[Opening Data supplied section]

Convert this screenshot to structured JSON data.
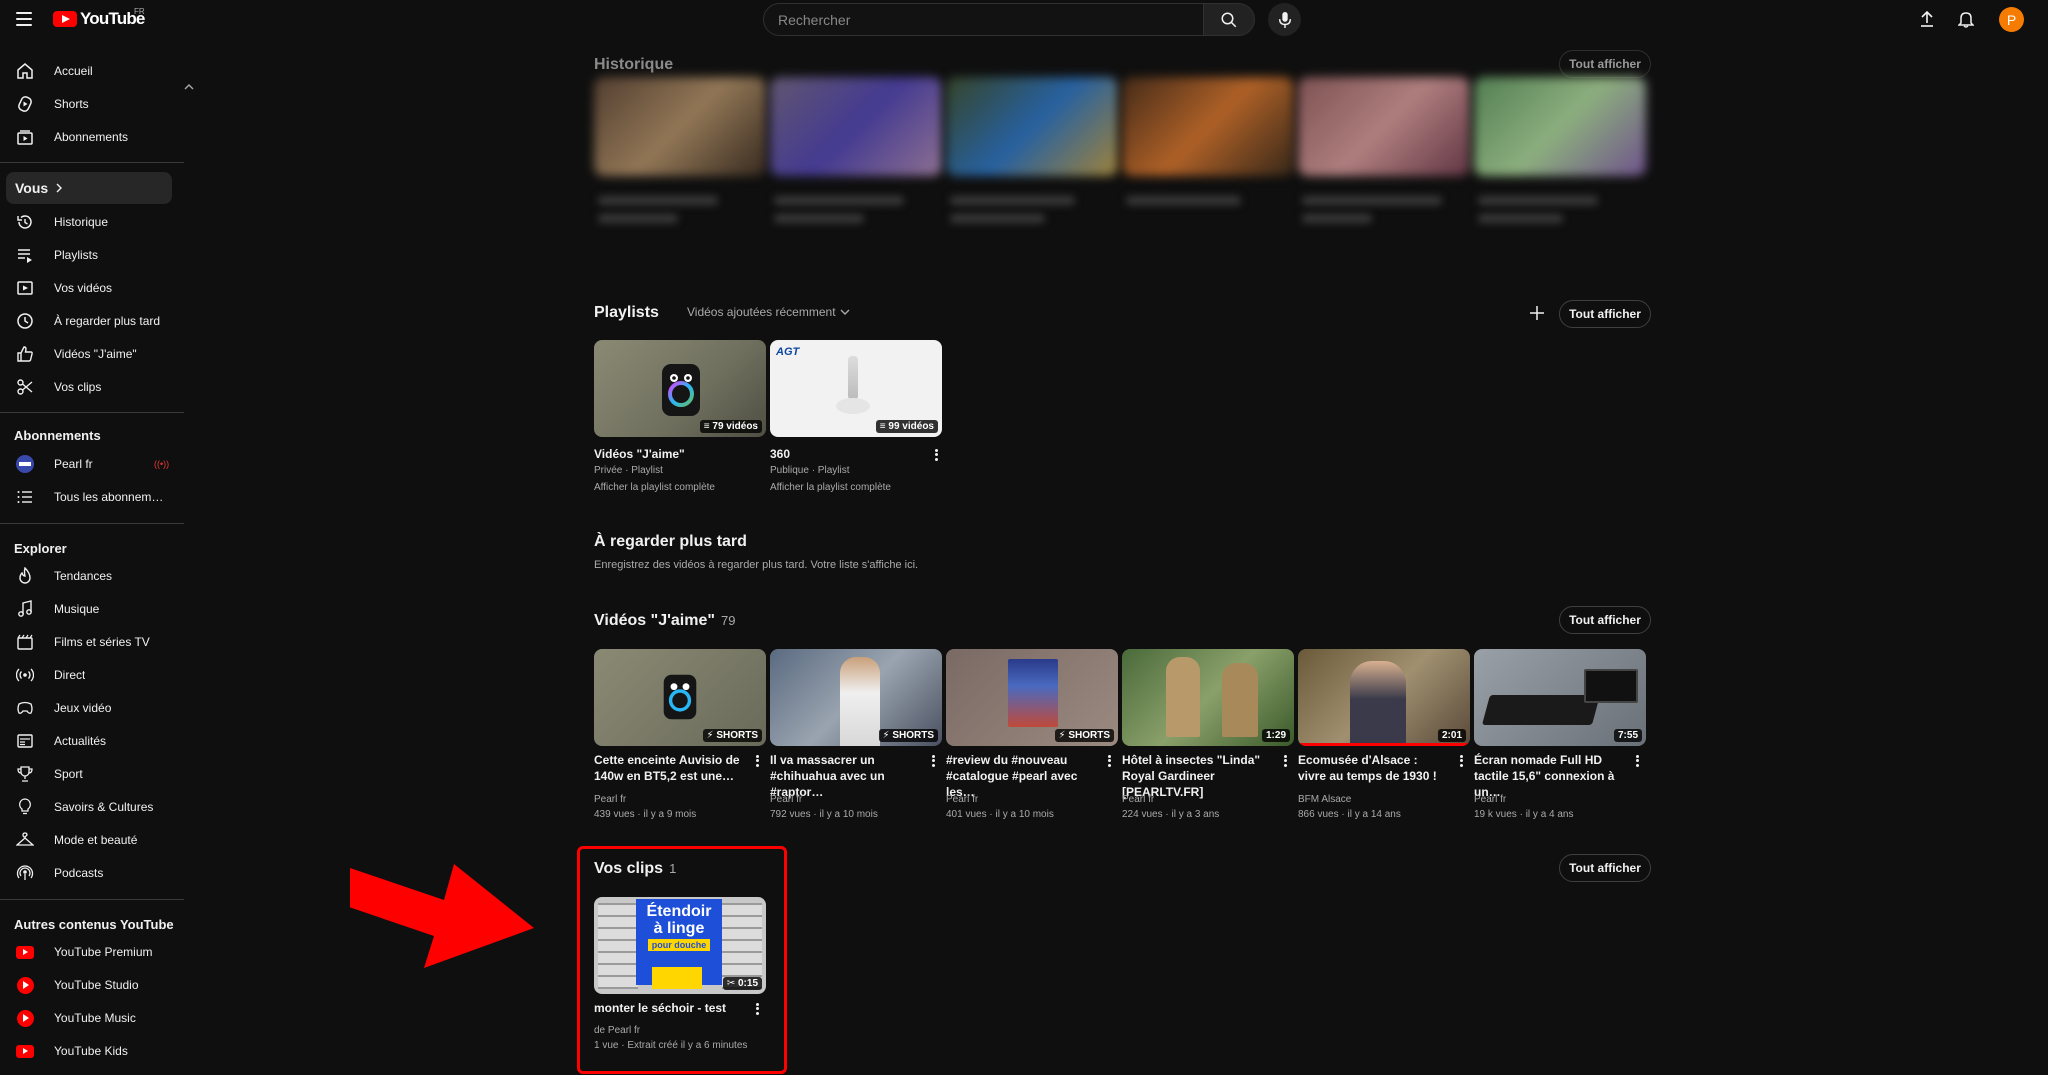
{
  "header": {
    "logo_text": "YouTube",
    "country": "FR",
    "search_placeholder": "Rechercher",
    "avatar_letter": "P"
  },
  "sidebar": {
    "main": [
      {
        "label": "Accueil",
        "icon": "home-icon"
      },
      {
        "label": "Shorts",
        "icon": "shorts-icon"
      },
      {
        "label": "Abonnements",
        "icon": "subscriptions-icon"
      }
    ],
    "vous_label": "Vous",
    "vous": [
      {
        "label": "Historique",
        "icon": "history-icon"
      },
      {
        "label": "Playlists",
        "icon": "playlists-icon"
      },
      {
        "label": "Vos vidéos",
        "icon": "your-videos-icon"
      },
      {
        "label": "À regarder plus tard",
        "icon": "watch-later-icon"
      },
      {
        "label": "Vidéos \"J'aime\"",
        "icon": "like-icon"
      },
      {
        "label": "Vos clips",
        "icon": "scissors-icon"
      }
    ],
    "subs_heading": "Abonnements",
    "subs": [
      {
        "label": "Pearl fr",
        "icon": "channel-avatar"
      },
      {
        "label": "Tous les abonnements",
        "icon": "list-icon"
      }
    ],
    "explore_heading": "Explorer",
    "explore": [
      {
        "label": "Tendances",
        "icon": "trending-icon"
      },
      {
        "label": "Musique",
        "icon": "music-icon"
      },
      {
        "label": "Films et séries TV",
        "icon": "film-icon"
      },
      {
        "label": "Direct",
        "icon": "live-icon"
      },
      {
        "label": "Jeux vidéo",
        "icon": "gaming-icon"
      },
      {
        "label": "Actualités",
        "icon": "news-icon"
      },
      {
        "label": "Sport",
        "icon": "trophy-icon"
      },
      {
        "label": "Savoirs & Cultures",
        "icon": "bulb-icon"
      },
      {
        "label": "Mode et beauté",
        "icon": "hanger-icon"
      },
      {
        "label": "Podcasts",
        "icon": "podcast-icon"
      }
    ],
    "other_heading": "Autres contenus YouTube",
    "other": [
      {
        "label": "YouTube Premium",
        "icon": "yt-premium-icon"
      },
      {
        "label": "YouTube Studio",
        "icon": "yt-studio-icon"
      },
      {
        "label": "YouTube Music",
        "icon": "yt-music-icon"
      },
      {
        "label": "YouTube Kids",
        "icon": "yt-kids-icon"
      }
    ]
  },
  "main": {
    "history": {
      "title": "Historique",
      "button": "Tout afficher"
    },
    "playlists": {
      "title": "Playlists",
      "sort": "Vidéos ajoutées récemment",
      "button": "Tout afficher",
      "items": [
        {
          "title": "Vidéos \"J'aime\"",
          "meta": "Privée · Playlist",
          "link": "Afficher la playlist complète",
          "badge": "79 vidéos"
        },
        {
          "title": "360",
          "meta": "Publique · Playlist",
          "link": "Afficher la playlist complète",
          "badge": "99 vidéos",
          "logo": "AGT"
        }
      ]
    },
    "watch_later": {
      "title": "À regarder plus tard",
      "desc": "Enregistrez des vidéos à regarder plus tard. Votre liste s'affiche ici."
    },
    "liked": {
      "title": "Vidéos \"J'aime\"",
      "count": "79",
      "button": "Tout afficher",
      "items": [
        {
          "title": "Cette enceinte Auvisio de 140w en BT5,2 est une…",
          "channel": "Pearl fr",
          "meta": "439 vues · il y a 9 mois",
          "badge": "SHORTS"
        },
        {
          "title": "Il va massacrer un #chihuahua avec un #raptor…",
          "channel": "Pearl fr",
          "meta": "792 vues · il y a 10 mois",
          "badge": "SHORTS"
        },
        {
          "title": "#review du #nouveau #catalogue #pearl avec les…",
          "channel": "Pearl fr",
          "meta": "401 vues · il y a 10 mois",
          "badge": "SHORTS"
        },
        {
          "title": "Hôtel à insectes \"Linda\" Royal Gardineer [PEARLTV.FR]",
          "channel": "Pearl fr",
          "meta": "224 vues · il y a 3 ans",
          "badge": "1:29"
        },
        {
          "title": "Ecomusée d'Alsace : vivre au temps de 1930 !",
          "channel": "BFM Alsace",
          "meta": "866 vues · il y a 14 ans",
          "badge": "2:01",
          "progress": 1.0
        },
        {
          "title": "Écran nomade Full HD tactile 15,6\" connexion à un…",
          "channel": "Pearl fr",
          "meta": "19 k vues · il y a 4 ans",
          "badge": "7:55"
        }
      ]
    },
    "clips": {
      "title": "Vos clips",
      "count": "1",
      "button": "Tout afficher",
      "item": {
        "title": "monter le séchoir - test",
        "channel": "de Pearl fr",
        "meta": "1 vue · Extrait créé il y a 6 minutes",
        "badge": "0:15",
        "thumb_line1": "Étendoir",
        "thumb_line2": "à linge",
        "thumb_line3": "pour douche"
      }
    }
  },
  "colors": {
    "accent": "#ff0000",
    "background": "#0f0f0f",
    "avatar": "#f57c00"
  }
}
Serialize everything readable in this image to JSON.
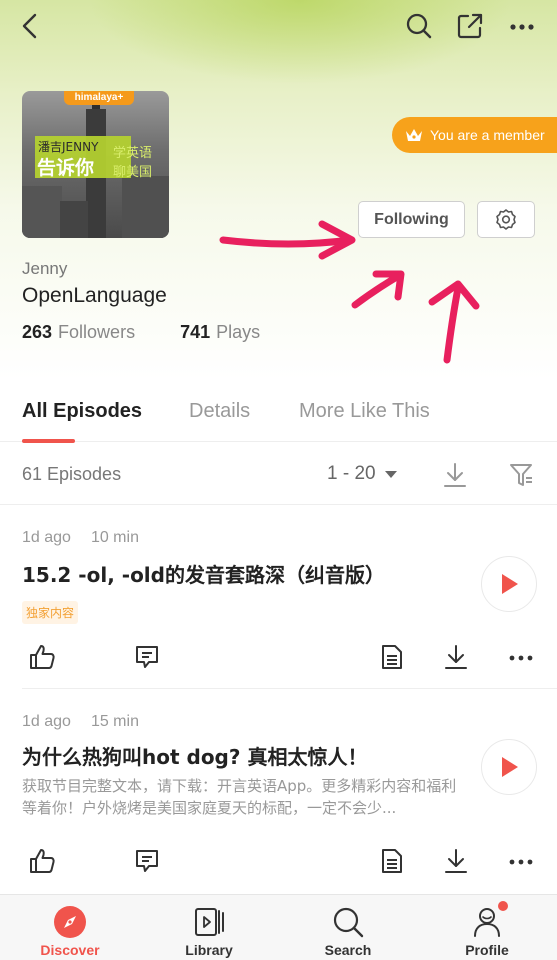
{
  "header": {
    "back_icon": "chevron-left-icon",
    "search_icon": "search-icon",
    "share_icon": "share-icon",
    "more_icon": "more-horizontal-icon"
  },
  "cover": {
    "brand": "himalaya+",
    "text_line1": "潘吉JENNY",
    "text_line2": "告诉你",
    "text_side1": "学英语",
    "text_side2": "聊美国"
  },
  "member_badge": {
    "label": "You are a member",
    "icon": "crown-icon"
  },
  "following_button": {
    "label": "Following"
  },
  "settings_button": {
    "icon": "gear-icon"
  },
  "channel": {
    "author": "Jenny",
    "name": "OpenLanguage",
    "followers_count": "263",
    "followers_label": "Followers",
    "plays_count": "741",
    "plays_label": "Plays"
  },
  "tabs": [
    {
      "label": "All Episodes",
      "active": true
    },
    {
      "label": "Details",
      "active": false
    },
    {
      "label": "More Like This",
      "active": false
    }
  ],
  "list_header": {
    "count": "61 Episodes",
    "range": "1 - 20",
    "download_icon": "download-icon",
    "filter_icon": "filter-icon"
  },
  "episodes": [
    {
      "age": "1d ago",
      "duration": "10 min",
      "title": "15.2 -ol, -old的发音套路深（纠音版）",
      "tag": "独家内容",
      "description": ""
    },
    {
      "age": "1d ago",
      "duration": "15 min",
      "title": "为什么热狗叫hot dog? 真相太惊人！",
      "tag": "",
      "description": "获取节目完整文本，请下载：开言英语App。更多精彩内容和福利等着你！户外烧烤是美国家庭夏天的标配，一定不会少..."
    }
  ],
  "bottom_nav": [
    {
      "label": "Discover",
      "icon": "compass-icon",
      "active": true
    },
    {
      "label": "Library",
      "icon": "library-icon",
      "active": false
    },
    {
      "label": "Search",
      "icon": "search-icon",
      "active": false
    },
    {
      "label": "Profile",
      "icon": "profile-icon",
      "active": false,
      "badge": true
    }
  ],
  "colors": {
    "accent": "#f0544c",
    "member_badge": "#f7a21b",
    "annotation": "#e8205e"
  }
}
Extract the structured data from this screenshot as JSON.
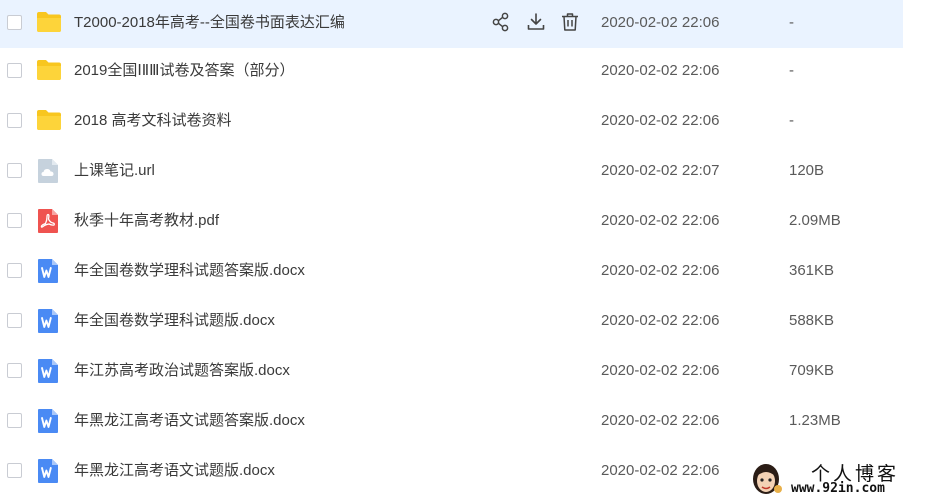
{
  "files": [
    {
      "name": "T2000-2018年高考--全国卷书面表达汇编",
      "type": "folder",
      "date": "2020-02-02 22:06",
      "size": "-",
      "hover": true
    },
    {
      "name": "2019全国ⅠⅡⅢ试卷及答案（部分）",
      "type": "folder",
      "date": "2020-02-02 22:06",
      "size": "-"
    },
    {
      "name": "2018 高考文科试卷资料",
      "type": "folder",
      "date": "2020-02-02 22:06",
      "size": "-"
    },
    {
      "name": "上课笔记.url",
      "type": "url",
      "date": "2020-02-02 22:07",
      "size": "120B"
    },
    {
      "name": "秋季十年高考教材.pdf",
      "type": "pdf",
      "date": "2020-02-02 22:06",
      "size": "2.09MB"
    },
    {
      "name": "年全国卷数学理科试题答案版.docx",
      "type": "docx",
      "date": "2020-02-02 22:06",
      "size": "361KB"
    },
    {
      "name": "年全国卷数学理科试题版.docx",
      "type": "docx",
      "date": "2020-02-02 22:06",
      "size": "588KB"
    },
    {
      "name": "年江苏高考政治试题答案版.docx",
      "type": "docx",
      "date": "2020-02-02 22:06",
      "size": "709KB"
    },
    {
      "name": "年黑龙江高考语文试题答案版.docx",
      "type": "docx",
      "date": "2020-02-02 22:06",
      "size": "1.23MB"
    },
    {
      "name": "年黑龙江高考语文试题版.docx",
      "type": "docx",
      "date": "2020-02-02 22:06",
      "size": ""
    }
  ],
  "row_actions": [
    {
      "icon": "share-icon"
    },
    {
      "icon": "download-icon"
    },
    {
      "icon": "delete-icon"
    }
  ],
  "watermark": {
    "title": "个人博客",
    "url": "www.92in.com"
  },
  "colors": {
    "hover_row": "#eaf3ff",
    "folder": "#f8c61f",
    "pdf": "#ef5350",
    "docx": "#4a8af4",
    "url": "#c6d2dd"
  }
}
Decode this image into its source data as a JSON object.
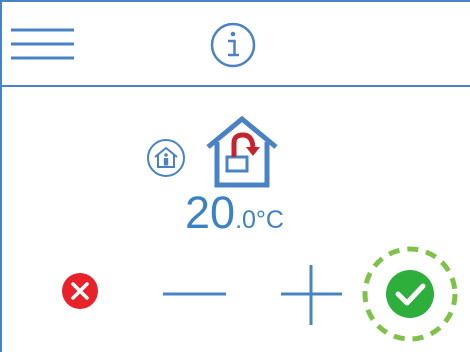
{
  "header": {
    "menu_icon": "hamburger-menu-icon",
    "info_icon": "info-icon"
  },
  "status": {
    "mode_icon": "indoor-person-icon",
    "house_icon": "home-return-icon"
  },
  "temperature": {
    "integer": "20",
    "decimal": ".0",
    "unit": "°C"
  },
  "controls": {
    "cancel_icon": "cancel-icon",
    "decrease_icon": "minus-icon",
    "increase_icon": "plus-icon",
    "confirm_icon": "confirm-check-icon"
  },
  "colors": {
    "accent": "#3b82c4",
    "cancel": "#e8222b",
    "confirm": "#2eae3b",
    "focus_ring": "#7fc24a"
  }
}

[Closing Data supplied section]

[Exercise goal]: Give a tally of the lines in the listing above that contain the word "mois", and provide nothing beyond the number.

[Answer space]: 3